Exercise 8 Develop templates for both data definitions. The template for LoB should refer to the template for Ball. Why?
Switch roles after each function you design so that you both get experience writing functions for lists.
Exercise 9 Design the function off-screen?, which determines whether a ball is off the screen.
Hint Use global constants for the size of the canvas rather than putting constant values directly into your code. We do this because you may need to use the canvas size values more than once.
Exercise 10 Design the function move-ball that consumes a Ball and creates a new one that has been moved according to its velocity. The new ball’s velocity is the same as the one used as input.
Domain knowledge If you do not recall what it means for an object to be located at (x,y) and to move by a velocity of (dx,dy), ask your TA.

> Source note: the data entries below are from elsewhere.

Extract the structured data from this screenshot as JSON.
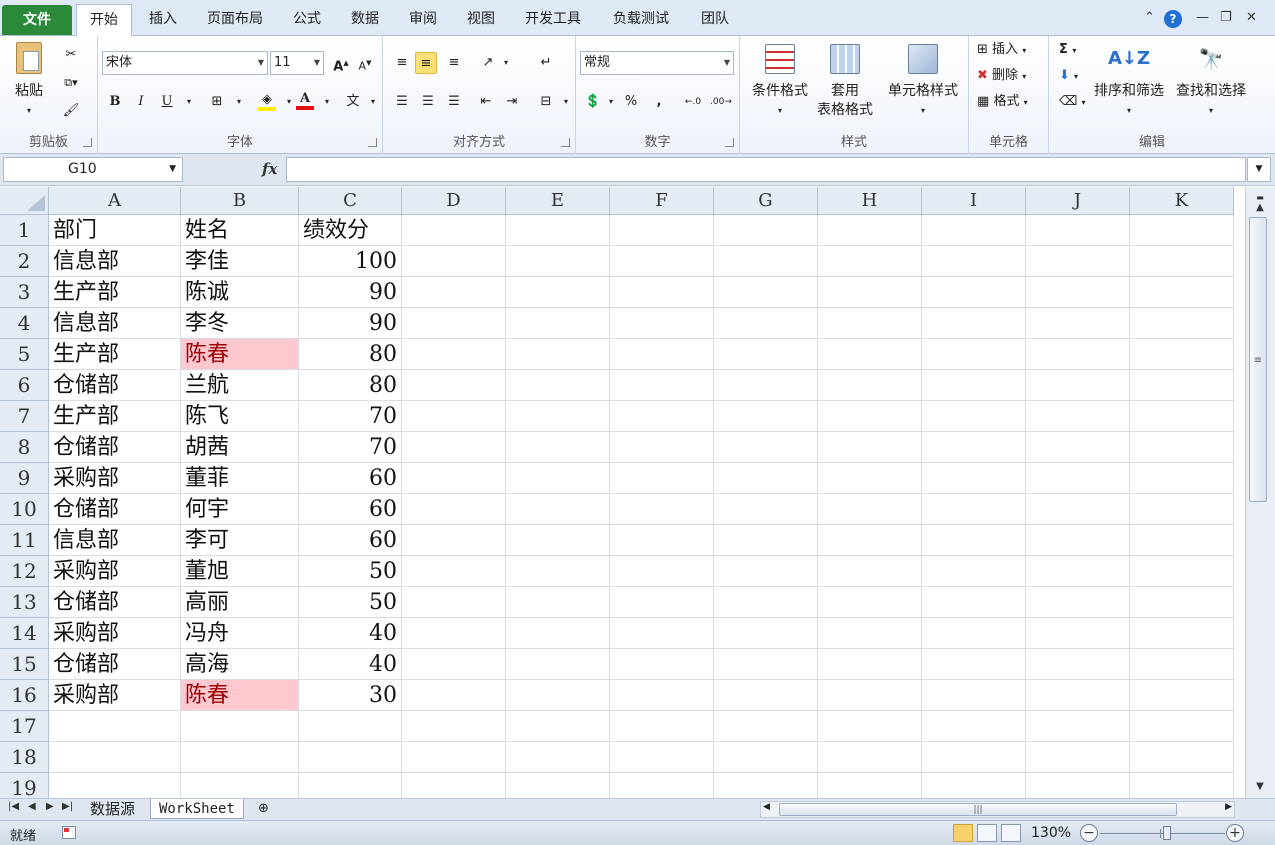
{
  "tabs": [
    "文件",
    "开始",
    "插入",
    "页面布局",
    "公式",
    "数据",
    "审阅",
    "视图",
    "开发工具",
    "负载测试",
    "团队"
  ],
  "ribbon": {
    "clipboard": {
      "paste": "粘贴",
      "label": "剪贴板"
    },
    "font": {
      "name": "宋体",
      "size": "11",
      "bold": "B",
      "italic": "I",
      "underline": "U",
      "label": "字体"
    },
    "alignment": {
      "label": "对齐方式"
    },
    "number": {
      "format": "常规",
      "percent": "%",
      "comma": ",",
      "label": "数字"
    },
    "styles": {
      "conditional": "条件格式",
      "table_line1": "套用",
      "table_line2": "表格格式",
      "cell_styles": "单元格样式",
      "label": "样式"
    },
    "cells": {
      "insert": "插入",
      "delete": "删除",
      "format": "格式",
      "label": "单元格"
    },
    "editing": {
      "sigma": "Σ",
      "sort": "排序和筛选",
      "find": "查找和选择",
      "label": "编辑"
    }
  },
  "formula_bar": {
    "name_box": "G10",
    "fx": "fx",
    "formula": ""
  },
  "grid": {
    "columns": [
      "A",
      "B",
      "C",
      "D",
      "E",
      "F",
      "G",
      "H",
      "I",
      "J",
      "K"
    ],
    "row_numbers": [
      "1",
      "2",
      "3",
      "4",
      "5",
      "6",
      "7",
      "8",
      "9",
      "10",
      "11",
      "12",
      "13",
      "14",
      "15",
      "16",
      "17",
      "18",
      "19"
    ],
    "rows": [
      {
        "a": "部门",
        "b": "姓名",
        "c": "绩效分",
        "dup": false
      },
      {
        "a": "信息部",
        "b": "李佳",
        "c": "100",
        "dup": false
      },
      {
        "a": "生产部",
        "b": "陈诚",
        "c": "90",
        "dup": false
      },
      {
        "a": "信息部",
        "b": "李冬",
        "c": "90",
        "dup": false
      },
      {
        "a": "生产部",
        "b": "陈春",
        "c": "80",
        "dup": true
      },
      {
        "a": "仓储部",
        "b": "兰航",
        "c": "80",
        "dup": false
      },
      {
        "a": "生产部",
        "b": "陈飞",
        "c": "70",
        "dup": false
      },
      {
        "a": "仓储部",
        "b": "胡茜",
        "c": "70",
        "dup": false
      },
      {
        "a": "采购部",
        "b": "董菲",
        "c": "60",
        "dup": false
      },
      {
        "a": "仓储部",
        "b": "何宇",
        "c": "60",
        "dup": false
      },
      {
        "a": "信息部",
        "b": "李可",
        "c": "60",
        "dup": false
      },
      {
        "a": "采购部",
        "b": "董旭",
        "c": "50",
        "dup": false
      },
      {
        "a": "仓储部",
        "b": "高丽",
        "c": "50",
        "dup": false
      },
      {
        "a": "采购部",
        "b": "冯舟",
        "c": "40",
        "dup": false
      },
      {
        "a": "仓储部",
        "b": "高海",
        "c": "40",
        "dup": false
      },
      {
        "a": "采购部",
        "b": "陈春",
        "c": "30",
        "dup": true
      }
    ]
  },
  "sheets": {
    "first": "数据源",
    "second": "WorkSheet"
  },
  "status": {
    "ready": "就绪",
    "zoom": "130%"
  },
  "colors": {
    "duplicate_fill": "#ffc7ce",
    "duplicate_text": "#9c0006",
    "file_tab": "#2a8a3a"
  }
}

Exercise 11 Design the function gravity that consumes a ball and creates a new one whose y velocity has been increased by gravitational acceleration.
Exercise 12 Design the function draw-lob that draws a list of balls on to an empty canvas.
Hint If you are using overlay instead of place-image then be sure to have a transparent background, by passing the "transparent" color into the empty-scene function. It can also be useful to first design the draw-ball function.
Exercise 13 Design the function on-screen-balls that filters out all that balls that are off of the screen from a list of balls.
Exercise 14 Design the function move-all that moves every ball in a list of balls according to its velocity.
Exercise 15 Design the function apply-gravity that applies the gravity function to every ball in a list of balls.
You can now comment out the on-mouse clause with #; to run the program.
Exercise 16 Design the function new-ball that adds a ball wherever the user clicks the mouse. The new ball will have a random velocity. You will give this function to on-mouse
Hint Use the function random.
If you finish early, try adding a color to your Ball structure. Change the drawing function to draw each ball with the correct color. Change the new-ball function to create a new ball of a random color.